Overnight kit

I can make this kit smaller and lighter depending on how much I'm willing to suffer but this is the starting point (from left to right):
  • klymit static V junior wrapped around a thermarest sit pad
  • Borah Bivy
  • STS hammock tarp
  • STS mesh hammock XL
  • STS CoolMax Bag liner for those warmer nights and can be replaced with a Reactor Extreme (same size but 25F warmer)
  • mini umbrella
  • STS Silnylon Poncho Tarp
  • med kit
  • STS water bucket, digital thermometer, emergency whistle
  • MSR water filter with prefilter
  • ZPacks carbon fiber stakes
Not pictured: spool of 2mm cordage, water bottle, mini caribiners, lighter, food.

The basic kit comes down to 5-7 pounds. With food and water closer to 10 pounds. I could go with less water but it means doing things differently... camelup as often as possible. I could also go without the hammock or exchange the tarp for a lighter/smaller one or just use the poncho. I could also choose a smaller pad.

Also, it's a good idea to use a ditty bag to hold your bits and bobs. I also purchased a hip belt for those things and it worked great and kept the weight off my pack.

Monday, February 4, 2019

hammock sadness

I did not get to hike this weekend but I did lighten my pack for next time.  But now I have to choose my hammock:

Hummingbird single plus or the sea to summit UL XL. The Hummingbird weighs 0.60 lbs and STS weighs 0.66 lbs (both weights include basic straps and stuff sack) The cost of the STS is just slightly more than the Hummingbird and is slightly less capable. The STS is more of a mesh than fabric.

One thing for sure is that I'm not sure I made a wise color choice. I have two motivations for color choice. [1] I want to be able to see blood just in case that happens [2] I want maximum visibility and contrast to protect me from hunters. But there are other things to consider.
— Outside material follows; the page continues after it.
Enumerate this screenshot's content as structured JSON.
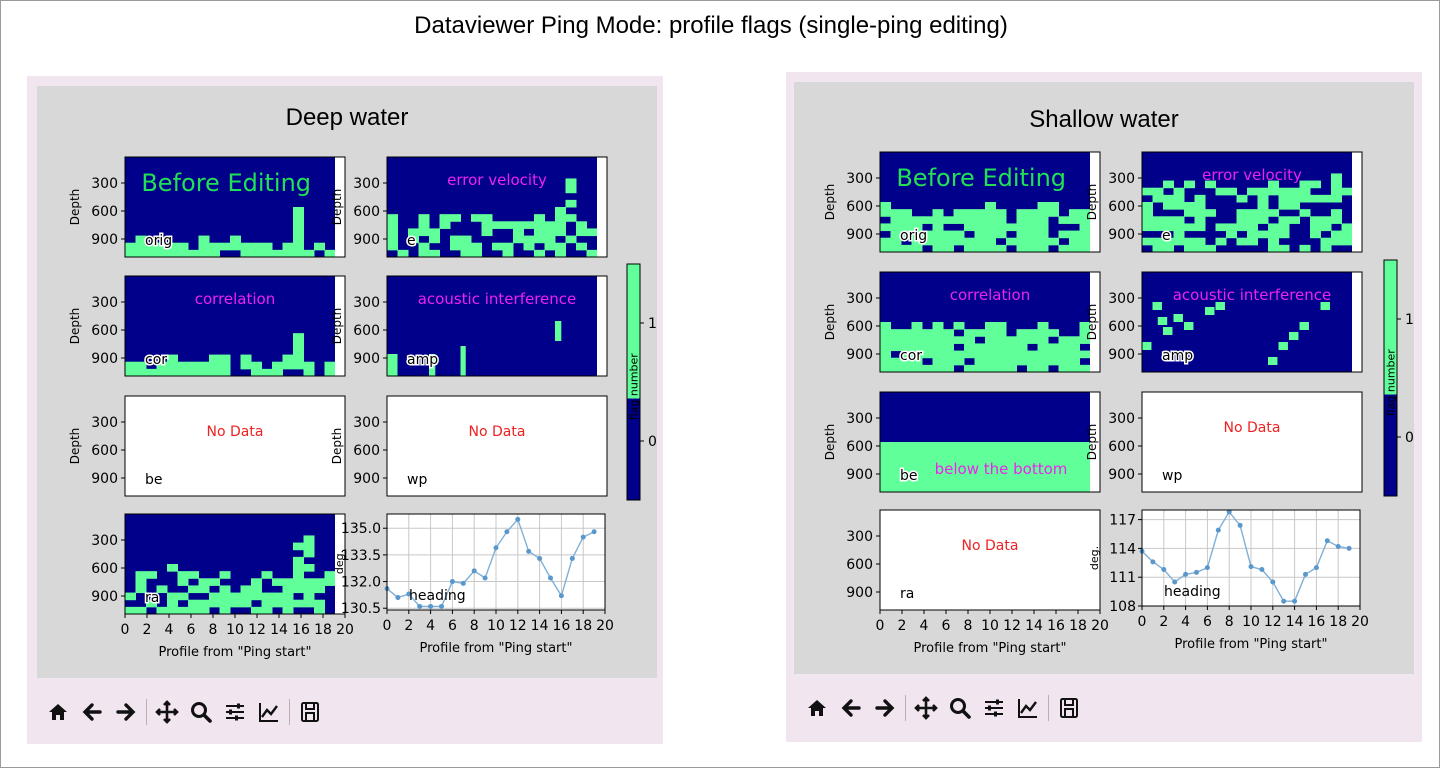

Both use proprietary fasteners. The hummingbird straps are thin and do not keep shape it's almost a why bother situation; also they offer longer straps so why not just the one length. But my complaint about the hummingbird is the pack. It's so tight.
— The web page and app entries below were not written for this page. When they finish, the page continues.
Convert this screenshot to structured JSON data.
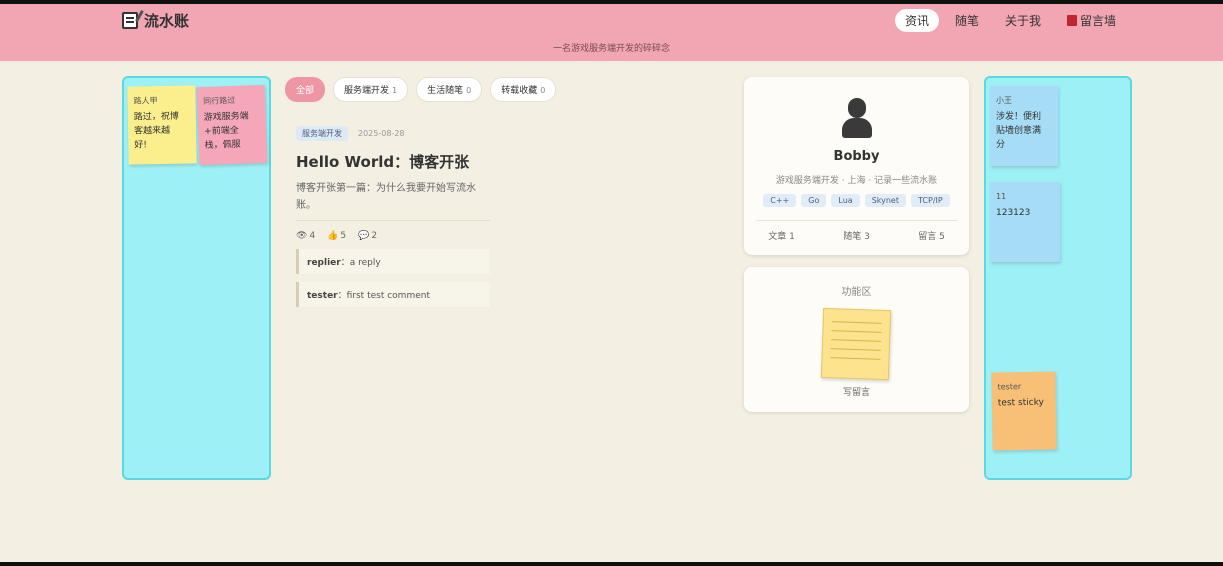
{
  "header": {
    "brand_title": "流水账",
    "subtitle": "一名游戏服务端开发的碎碎念",
    "nav": [
      {
        "label": "资讯",
        "active": true
      },
      {
        "label": "随笔",
        "active": false
      },
      {
        "label": "关于我",
        "active": false
      },
      {
        "label": "留言墙",
        "active": false
      }
    ]
  },
  "left_stickies": [
    {
      "author": "路人甲",
      "text": "路过，祝博\n客越来越\n好!",
      "color": "#fbee8c"
    },
    {
      "author": "同行路过",
      "text": "游戏服务端\n+前端全\n栈，佩服",
      "color": "#f5a7b9"
    }
  ],
  "right_stickies": [
    {
      "author": "小王",
      "text": "涉发！便利\n贴墙创意满\n分",
      "color": "#a6dcf5"
    },
    {
      "author": "11",
      "text": "123123",
      "color": "#a6dcf5"
    },
    {
      "author": "tester",
      "text": "test sticky",
      "color": "#f8bf77"
    }
  ],
  "filters": [
    {
      "label": "全部",
      "count": "",
      "active": true
    },
    {
      "label": "服务端开发",
      "count": "1",
      "active": false
    },
    {
      "label": "生活随笔",
      "count": "0",
      "active": false
    },
    {
      "label": "转载收藏",
      "count": "0",
      "active": false
    }
  ],
  "post": {
    "tag": "服务端开发",
    "date": "2025-08-28",
    "title": "Hello World：博客开张",
    "excerpt": "博客开张第一篇：为什么我要开始写流水账。",
    "views": "4",
    "likes": "5",
    "comments_count": "2",
    "comments": [
      {
        "author": "replier",
        "text": "a reply"
      },
      {
        "author": "tester",
        "text": "first test comment"
      }
    ]
  },
  "profile": {
    "name": "Bobby",
    "bio": "游戏服务端开发 · 上海 · 记录一些流水账",
    "skills": [
      "C++",
      "Go",
      "Lua",
      "Skynet",
      "TCP/IP"
    ],
    "stats": {
      "articles": "文章 1",
      "essays": "随笔 3",
      "messages": "留言 5"
    }
  },
  "function_area": {
    "title": "功能区",
    "memo_label": "写留言"
  }
}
Orange Hammock Single plus: $70
Tree Straps Plus: $40
5.5'x'9' Tarp: prices vary from $53(on sale) to $100. The challenge with the on-sale price is color choices. Borah only offers the grey.

No new purchases for the moment. I need to use and break things before buying more.
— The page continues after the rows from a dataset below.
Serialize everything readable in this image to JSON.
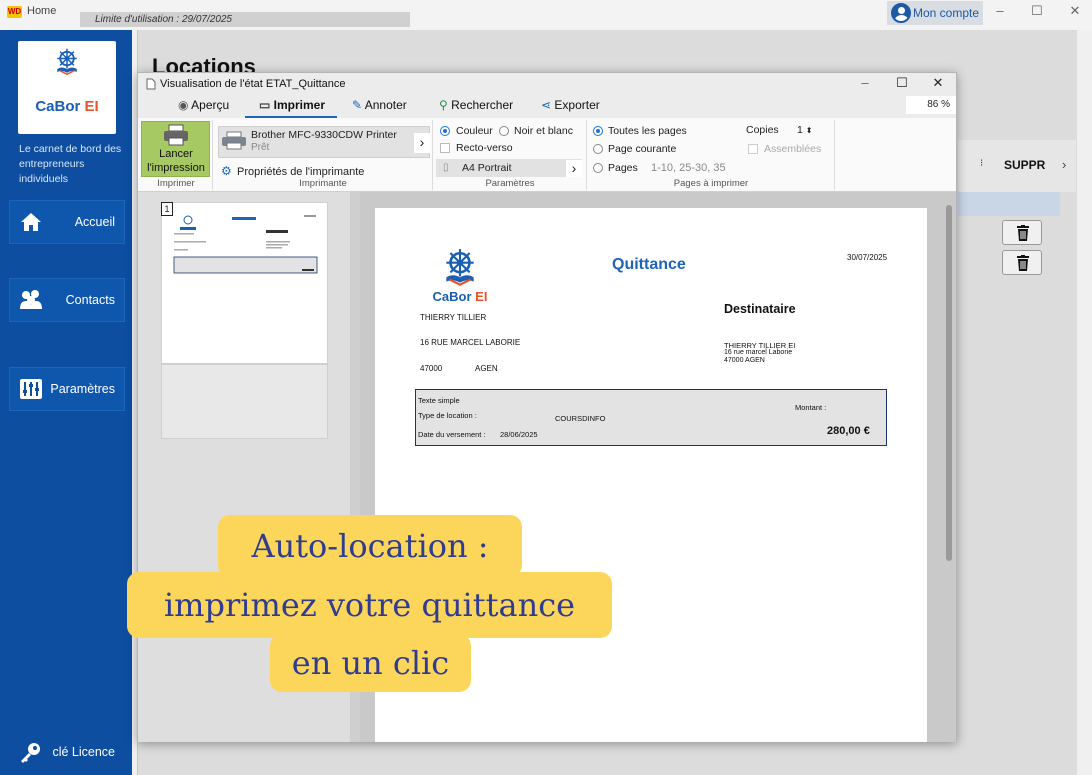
{
  "window": {
    "app_label": "Home",
    "logo_text": "WD",
    "limit_text": "Limite d'utilisation : 29/07/2025",
    "account_label": "Mon compte",
    "minimize": "–",
    "maximize": "☐",
    "close": "✕"
  },
  "sidebar": {
    "logo_main": "CaBor",
    "logo_accent": "EI",
    "tagline": "Le carnet de bord des entrepreneurs individuels",
    "items": [
      {
        "label": "Accueil",
        "icon": "home-icon"
      },
      {
        "label": "Contacts",
        "icon": "contacts-icon"
      },
      {
        "label": "Paramètres",
        "icon": "settings-icon"
      }
    ],
    "license_label": "clé Licence"
  },
  "main": {
    "title": "Locations",
    "column_header": "SUPPR",
    "sort_glyph": "⁝",
    "chevron": "›"
  },
  "dialog": {
    "title": "Visualisation de l'état ETAT_Quittance",
    "zoom": "86 %",
    "tabs": [
      {
        "label": "Aperçu",
        "icon": "eye-icon"
      },
      {
        "label": "Imprimer",
        "icon": "printer-icon"
      },
      {
        "label": "Annoter",
        "icon": "pen-icon"
      },
      {
        "label": "Rechercher",
        "icon": "search-icon"
      },
      {
        "label": "Exporter",
        "icon": "share-icon"
      }
    ],
    "active_tab": "Imprimer",
    "print_group": {
      "launch_label": "Lancer l'impression",
      "group_label": "Imprimer"
    },
    "printer_group": {
      "printer_name": "Brother MFC-9330CDW Printer",
      "printer_status": "Prêt",
      "properties_label": "Propriétés de l'imprimante",
      "group_label": "Imprimante"
    },
    "params_group": {
      "color_label": "Couleur",
      "bw_label": "Noir et blanc",
      "duplex_label": "Recto-verso",
      "format_label": "A4 Portrait",
      "group_label": "Paramètres",
      "selected_color_mode": "Couleur"
    },
    "pages_group": {
      "all_pages": "Toutes les pages",
      "current_page": "Page courante",
      "pages": "Pages",
      "range_placeholder": "1-10, 25-30, 35",
      "copies_label": "Copies",
      "copies_value": "1",
      "assembled_label": "Assemblées",
      "group_label": "Pages à imprimer",
      "selected": "Toutes les pages"
    },
    "thumbnail_number": "1"
  },
  "document": {
    "title": "Quittance",
    "date": "30/07/2025",
    "sender": {
      "name": "THIERRY TILLIER",
      "address": "16 RUE MARCEL LABORIE",
      "zip": "47000",
      "city": "AGEN"
    },
    "recipient_title": "Destinataire",
    "recipient": {
      "name": "THIERRY TILLIER EI",
      "address": "16 rue marcel Laborie",
      "city": "47000 AGEN"
    },
    "type": "Texte simple",
    "location_label": "Type de location :",
    "location_value": "COURSDINFO",
    "payment_label": "Date du versement :",
    "payment_date": "28/06/2025",
    "amount_label": "Montant :",
    "amount": "280,00 €"
  },
  "promo": {
    "line1": "Auto-location :",
    "line2": "imprimez votre quittance",
    "line3": "en un clic"
  },
  "colors": {
    "sidebar": "#0d4ea1",
    "accent": "#1d64bb",
    "logo_accent": "#e9532b",
    "launch_button": "#a6c964",
    "promo_bg": "#fcd55b",
    "promo_text": "#2f3c8f"
  }
}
Friday, February 1, 2019


Homemade Wunderlust made the recommendation that an umbrella is or can be an important piece of kit. The idea being less about the expensive solar reflective umbrellas and more about creating a space to eat or drink in piece.

It offers some shade, yes

It offers some respite from the rain, yes

When combined with a net tent you may be free from bugs, yes

When setting a tarp it can enclose one end or your head, yes

Anyway these two cost very little and seem to offer some reasonable protection. While I purchased them on Amazon they are available at just about any grocery and do not require stakes or the tarp.

Black tarp

I thought a black tarp was going to be a good idea when it's rainy season. This way the tarp had a better chance of drying. On second thought the disadvantages outweigh the advantages.

[a] just because it's black does not mean it blocks out the light the way those umbrellas with reflective coating do. Plenty of light gets in.

[b] I do not have any scientific evidence but it seem that the color radiates the heat a little more.

[c] Whether wandering around with a flashlight at night or even during the day a black tarp has an element of stealth on the trail. Personally I'd prefer to be seen and in the case of rescue some sort of contrasted field.

What is great about this tarp is that it's 9x5.5; without a seam; and all but the tips are under the tarp. It's about half the weight of the 10x10 tarps and with as many options and without those crazy cuts and shapes that dictate use. Probably the best part is putting it in the outside pocket when it's wet.

It's not yellow or orange but grey, almost white, feels cooler even though the sun is behind the clouds right now.

another bad day for open source

One of the hallmarks of a good open source project is just how complicated it is to install, configure and maintain. Happily gitlab and the ...